[TASK TO CARRY OUT]
Lines with the word "called" are the ones wanted. Copy each of them from the entries below.

[MATERIAL TO PROCESS]
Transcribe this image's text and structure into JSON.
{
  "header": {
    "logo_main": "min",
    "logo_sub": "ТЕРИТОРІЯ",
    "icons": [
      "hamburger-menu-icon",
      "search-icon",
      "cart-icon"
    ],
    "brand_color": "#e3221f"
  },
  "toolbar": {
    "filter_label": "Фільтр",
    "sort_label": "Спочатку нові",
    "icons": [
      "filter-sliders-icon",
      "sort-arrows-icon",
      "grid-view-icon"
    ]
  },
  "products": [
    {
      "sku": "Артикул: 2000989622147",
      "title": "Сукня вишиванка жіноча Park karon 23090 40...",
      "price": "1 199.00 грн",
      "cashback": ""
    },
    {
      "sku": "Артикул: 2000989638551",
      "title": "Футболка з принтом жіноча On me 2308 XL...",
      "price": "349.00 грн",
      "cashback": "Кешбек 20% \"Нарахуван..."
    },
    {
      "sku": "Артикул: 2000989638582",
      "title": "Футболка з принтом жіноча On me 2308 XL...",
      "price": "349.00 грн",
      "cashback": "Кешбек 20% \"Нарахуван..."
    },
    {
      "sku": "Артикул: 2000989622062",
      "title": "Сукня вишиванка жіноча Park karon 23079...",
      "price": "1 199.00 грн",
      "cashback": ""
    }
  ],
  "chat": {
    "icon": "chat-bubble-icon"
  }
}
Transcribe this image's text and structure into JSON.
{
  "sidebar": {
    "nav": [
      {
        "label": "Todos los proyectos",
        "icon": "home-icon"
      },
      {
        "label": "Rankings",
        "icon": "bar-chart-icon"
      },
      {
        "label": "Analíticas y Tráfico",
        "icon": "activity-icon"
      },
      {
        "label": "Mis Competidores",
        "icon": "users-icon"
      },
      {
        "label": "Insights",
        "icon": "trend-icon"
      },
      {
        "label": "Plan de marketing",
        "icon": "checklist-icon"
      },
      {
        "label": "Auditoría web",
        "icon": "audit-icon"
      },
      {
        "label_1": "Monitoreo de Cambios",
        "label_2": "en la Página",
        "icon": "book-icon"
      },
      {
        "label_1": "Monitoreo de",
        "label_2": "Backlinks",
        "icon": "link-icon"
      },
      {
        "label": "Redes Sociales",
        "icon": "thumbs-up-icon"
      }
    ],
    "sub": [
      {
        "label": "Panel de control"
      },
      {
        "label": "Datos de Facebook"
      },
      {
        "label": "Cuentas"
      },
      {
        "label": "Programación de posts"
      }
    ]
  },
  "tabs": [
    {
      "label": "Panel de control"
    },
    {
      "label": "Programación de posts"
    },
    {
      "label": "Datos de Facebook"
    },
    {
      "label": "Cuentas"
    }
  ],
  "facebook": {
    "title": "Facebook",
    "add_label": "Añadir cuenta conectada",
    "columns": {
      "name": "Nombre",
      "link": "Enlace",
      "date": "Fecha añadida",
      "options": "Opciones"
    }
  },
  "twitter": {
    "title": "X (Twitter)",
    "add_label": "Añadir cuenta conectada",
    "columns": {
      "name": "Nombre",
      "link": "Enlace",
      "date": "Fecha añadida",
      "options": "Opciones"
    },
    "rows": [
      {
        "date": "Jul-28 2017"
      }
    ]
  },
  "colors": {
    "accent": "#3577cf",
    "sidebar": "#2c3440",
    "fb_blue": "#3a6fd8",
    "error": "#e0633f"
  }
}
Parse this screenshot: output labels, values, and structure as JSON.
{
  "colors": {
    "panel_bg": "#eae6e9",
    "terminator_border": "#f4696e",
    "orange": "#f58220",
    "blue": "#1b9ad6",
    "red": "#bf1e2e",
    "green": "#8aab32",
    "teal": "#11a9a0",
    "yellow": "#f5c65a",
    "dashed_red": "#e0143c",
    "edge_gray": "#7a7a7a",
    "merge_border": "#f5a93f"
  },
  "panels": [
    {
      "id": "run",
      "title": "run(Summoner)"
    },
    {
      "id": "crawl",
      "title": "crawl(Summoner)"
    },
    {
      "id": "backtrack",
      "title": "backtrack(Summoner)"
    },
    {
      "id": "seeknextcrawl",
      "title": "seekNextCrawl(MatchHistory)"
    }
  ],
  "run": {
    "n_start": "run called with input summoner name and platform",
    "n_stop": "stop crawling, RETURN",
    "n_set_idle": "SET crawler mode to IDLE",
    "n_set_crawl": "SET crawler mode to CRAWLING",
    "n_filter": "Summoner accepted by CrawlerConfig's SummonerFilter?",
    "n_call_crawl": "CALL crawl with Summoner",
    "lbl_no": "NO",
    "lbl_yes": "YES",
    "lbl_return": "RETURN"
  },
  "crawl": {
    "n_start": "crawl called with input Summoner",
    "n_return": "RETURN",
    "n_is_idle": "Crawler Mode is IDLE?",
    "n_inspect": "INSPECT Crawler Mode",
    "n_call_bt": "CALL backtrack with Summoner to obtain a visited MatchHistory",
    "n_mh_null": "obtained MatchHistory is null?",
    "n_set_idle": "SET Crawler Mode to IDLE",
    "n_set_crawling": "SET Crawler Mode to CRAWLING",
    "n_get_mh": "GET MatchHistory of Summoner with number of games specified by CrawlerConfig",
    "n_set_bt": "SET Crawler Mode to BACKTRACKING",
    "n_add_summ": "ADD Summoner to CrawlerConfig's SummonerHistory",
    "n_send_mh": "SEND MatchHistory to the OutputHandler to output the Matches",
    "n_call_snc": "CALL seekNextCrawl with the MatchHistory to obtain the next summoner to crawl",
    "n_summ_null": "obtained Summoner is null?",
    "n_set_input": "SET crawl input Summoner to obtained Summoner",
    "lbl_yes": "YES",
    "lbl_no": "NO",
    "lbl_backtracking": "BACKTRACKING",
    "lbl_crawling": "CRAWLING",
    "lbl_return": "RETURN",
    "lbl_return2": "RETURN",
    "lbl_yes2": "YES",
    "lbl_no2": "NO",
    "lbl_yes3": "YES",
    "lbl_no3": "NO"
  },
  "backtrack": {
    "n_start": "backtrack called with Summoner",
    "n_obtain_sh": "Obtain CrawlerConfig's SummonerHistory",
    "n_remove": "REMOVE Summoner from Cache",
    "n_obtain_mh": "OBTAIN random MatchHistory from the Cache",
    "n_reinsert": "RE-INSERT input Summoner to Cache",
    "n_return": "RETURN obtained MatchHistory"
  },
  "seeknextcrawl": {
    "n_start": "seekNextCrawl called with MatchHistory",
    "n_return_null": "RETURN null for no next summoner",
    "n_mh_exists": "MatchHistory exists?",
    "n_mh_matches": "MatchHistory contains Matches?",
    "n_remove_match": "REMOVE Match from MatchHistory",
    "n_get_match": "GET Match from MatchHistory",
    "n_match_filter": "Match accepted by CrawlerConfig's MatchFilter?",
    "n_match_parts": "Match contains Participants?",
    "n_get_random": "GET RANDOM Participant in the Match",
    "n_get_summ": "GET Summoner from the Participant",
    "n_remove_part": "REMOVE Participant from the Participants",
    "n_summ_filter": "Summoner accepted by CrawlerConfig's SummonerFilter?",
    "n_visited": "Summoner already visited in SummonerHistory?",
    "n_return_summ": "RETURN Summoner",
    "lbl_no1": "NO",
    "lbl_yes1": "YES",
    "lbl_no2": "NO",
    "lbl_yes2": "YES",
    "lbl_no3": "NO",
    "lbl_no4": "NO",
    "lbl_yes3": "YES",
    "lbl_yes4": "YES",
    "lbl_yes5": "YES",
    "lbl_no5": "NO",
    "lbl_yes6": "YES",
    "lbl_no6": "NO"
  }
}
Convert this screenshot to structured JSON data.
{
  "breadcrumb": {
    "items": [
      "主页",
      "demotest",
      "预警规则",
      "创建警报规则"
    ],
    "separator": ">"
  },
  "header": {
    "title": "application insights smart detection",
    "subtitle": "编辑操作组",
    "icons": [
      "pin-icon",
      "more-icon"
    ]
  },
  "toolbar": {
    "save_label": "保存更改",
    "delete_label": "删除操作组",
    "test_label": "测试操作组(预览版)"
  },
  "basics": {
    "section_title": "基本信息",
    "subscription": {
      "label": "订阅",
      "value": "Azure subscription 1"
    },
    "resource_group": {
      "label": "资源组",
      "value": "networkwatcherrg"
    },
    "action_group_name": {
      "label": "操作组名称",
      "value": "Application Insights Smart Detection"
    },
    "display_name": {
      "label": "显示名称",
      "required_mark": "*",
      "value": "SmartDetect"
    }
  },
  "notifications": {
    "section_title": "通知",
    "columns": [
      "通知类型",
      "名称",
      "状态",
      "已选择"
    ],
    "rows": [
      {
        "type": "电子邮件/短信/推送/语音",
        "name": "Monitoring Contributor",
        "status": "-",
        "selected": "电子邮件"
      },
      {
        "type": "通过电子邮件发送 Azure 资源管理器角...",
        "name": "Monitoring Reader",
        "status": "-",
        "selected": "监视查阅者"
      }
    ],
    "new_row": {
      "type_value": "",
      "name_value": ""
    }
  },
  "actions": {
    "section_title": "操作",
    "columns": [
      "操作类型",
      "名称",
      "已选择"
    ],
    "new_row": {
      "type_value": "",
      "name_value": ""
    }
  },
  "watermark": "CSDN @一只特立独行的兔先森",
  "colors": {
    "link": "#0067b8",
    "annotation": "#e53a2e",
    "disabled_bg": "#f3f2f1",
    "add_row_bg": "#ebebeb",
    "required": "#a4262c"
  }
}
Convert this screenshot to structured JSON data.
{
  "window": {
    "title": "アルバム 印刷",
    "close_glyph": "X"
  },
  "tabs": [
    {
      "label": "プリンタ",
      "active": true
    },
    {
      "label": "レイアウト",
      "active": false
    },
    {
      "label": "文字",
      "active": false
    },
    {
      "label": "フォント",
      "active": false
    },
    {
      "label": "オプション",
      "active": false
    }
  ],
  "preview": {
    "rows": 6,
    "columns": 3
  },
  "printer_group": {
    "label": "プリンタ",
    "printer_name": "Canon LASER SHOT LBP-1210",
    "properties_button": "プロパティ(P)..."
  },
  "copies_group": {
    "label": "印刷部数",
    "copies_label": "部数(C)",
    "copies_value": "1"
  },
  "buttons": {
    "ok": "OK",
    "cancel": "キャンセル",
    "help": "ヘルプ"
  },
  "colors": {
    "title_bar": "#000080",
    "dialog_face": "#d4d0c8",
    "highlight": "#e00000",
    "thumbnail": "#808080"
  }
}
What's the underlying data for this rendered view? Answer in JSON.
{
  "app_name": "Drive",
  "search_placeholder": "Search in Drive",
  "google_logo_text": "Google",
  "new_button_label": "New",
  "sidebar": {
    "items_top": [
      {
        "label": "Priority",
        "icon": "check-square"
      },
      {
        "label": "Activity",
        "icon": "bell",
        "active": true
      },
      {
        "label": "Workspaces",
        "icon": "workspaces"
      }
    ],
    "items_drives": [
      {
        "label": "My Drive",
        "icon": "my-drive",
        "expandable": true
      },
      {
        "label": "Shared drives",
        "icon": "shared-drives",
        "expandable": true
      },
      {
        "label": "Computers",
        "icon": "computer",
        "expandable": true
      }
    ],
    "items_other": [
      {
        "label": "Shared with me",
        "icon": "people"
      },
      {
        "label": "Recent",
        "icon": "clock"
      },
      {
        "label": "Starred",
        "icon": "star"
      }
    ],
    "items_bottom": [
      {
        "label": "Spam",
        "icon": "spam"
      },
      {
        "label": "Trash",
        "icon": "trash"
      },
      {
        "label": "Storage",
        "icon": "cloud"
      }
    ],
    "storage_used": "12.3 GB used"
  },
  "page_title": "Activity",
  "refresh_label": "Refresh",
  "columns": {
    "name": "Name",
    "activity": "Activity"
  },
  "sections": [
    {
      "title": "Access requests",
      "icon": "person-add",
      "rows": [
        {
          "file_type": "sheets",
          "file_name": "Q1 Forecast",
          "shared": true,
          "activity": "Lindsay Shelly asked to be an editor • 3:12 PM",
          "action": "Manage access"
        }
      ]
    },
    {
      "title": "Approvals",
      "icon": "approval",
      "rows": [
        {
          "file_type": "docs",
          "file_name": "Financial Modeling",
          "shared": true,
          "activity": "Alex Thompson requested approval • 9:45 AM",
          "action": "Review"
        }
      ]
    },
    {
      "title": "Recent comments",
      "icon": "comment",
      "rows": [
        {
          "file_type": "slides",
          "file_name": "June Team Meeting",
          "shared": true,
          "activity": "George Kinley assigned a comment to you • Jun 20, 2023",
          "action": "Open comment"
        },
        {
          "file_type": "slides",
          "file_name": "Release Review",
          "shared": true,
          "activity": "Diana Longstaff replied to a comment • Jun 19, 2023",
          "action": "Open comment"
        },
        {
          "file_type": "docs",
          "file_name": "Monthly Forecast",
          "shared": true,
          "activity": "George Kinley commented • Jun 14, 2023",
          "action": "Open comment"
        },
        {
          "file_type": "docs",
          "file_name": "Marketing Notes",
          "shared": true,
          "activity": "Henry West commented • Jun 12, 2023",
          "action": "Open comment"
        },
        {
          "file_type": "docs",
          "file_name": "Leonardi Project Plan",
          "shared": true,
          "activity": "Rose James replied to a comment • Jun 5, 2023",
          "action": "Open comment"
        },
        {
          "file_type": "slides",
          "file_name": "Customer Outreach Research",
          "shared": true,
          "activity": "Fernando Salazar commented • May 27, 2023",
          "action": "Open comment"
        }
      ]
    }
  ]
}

[ANSWER BELOW]
    "n_start": "run called with input summoner name and platform",
    "n_start": "crawl called with input Summoner",
    "n_start": "backtrack called with Summoner",
    "n_start": "seekNextCrawl called with MatchHistory",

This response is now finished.